Beginning in 2020, and scheduled through late 2022, the European Parliament in Brussels is crafting new legislation and overhauling existing legislation to tackle the intertwined crises of climate change and biodiversity collapse. European policymakers are hammering out agreements over the Green Deal, a landmark legislative roadmap that envisions the European Union of 2050 as carbon neutral, free of pollution, protective of biodiversity, and thriving with an economy that is both circular and competitive. To spur this effort forward, the EU has increased the 2030 EU emissions reduction target from the current 40% reduction of 1990 emissions levels to a 55% reduction of 1990 levels. The Green Deal has opened the RED II for renegotiation, including the interpretation of biomass as renewable energy.

As the EC and EP review the RED II, the time for public pressure on this issue is right now.


The Campaign: Stop burning forests for “renewable energy”

To save ecosystems and the climate, EU needs policies that put forests first.  Paying people to log and burn forests for renewable energy is counterproductive, and it needs to stop.

This comes with an important caveat, however: energy poverty is a serious problem in the EU, and many people rely on burning wood for heating. Thus, no one expects people to stop burning wood for energy altogether.  However, ending subsidies and incentives that are driving increased use of forest wood for fuel would help protect forests and free up billions in renewable energy subsidies annually for investment in efficiency, true zero-emissions renewable energy, and compensation to forest owners for financial impacts of growing forests instead of cutting them. Currently, about half the wood cut in the EU is used for energy, and EU forests are in a trajectory to lose even more carbon in the coming years.

Thus the single regulation change of eliminating use of forest wood for “renewable energy” could represent significant and fast-acting climate mitigation.

Through mid-2022 is the rare chance to reform policies that are undermining climate mitigation, harming forests, wiping out species, and polluting the air. Networks of organizations and activists who have monitored the forestry and biomass industries for years are racing to move opinion within EU member states, the EU Commission and Parliament.  However, this movement has powerful opposition. The forestry and biomass industries are spending millions to lobby so they can keep getting paid to harvest forests for fuel.

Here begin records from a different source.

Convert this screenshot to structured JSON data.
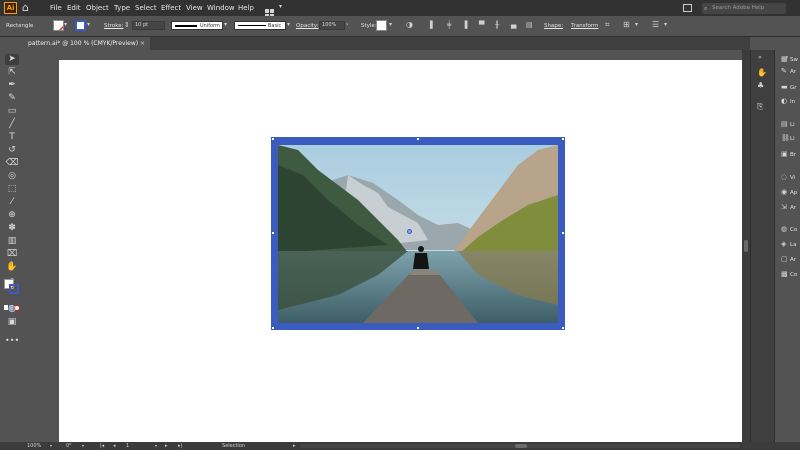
{
  "app": {
    "logo_text": "Ai"
  },
  "menu": [
    "File",
    "Edit",
    "Object",
    "Type",
    "Select",
    "Effect",
    "View",
    "Window",
    "Help"
  ],
  "search": {
    "placeholder": "Search Adobe Help"
  },
  "control_bar": {
    "selection_type": "Rectangle",
    "stroke_label": "Stroke:",
    "stroke_value": "10 pt",
    "profile_label": "Uniform",
    "brush_label": "Basic",
    "opacity_label": "Opacity:",
    "opacity_value": "100%",
    "style_label": "Style:",
    "shape_label": "Shape:",
    "transform_label": "Transform"
  },
  "document_tab": {
    "title": "pattern.ai* @ 100 % (CMYK/Preview)",
    "close": "×"
  },
  "right_panel": {
    "items": [
      "Sw",
      "Ar",
      "Gr",
      "In",
      "Li",
      "Li",
      "Br",
      "Vi",
      "Ap",
      "Ar",
      "Co",
      "La",
      "Ar",
      "Co"
    ]
  },
  "status_bar": {
    "zoom": "100%",
    "rotation": "0°",
    "artboard_number": "1",
    "mode": "Selection"
  },
  "colors": {
    "selection": "#3a5bc0",
    "canvas": "#535353",
    "menubar": "#323232"
  }
}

What is the Forest Defenders Alliance doing to end logging forests for renewable energy?

The FDA is an assemblage of groups that share a couple of common goals: greater protection and restoration of forests, and ending the use of forest wood as a source of renewable energy under the EU’s rules. The FDA’s goal is to amplify the voice of NGOs in Europe and in countries with forests that are threatened by EU policies.  Some countries and regions represented include:

  • Estonia, where NGOs are tracking the harvest of wetland boreal forests for fuel, and filing litigation against forest exploitation;
  • British Columbia, Canada, where NGOs are tracking the harvest of primary inland rainforest as wood pellet feedstock;
  • Romania, where illegal logging in Europe’s last primeval forests is driven in part by the surging demand for wood as fuel;
  • Slovakia, where extreme demand for biomass fuel led even the government to clamp down on burning wood in power plants – but where nonetheless logging for fuel continues;
  • The Netherlands, where a number of wood-burning plants have been proposed, and NGOs have organized an amazing country-wide resistance.

Take action now

  1. Sign the petition supported by over 100 NGOs across the EU and in biomass-exporting countries, telling the EU to stop the false climate solution of burning forest wood for “renewable energy”
  2. Endorse the Forest Defender Principles for a forest policy in the EU that reverses collapsing biodiversity, restores ecosystems, and ensures that forests help mitigate climate change
  3. Weigh in on EU policy on the current consultations page
  4. Visit the Resources page for research and factsheets on forest biomass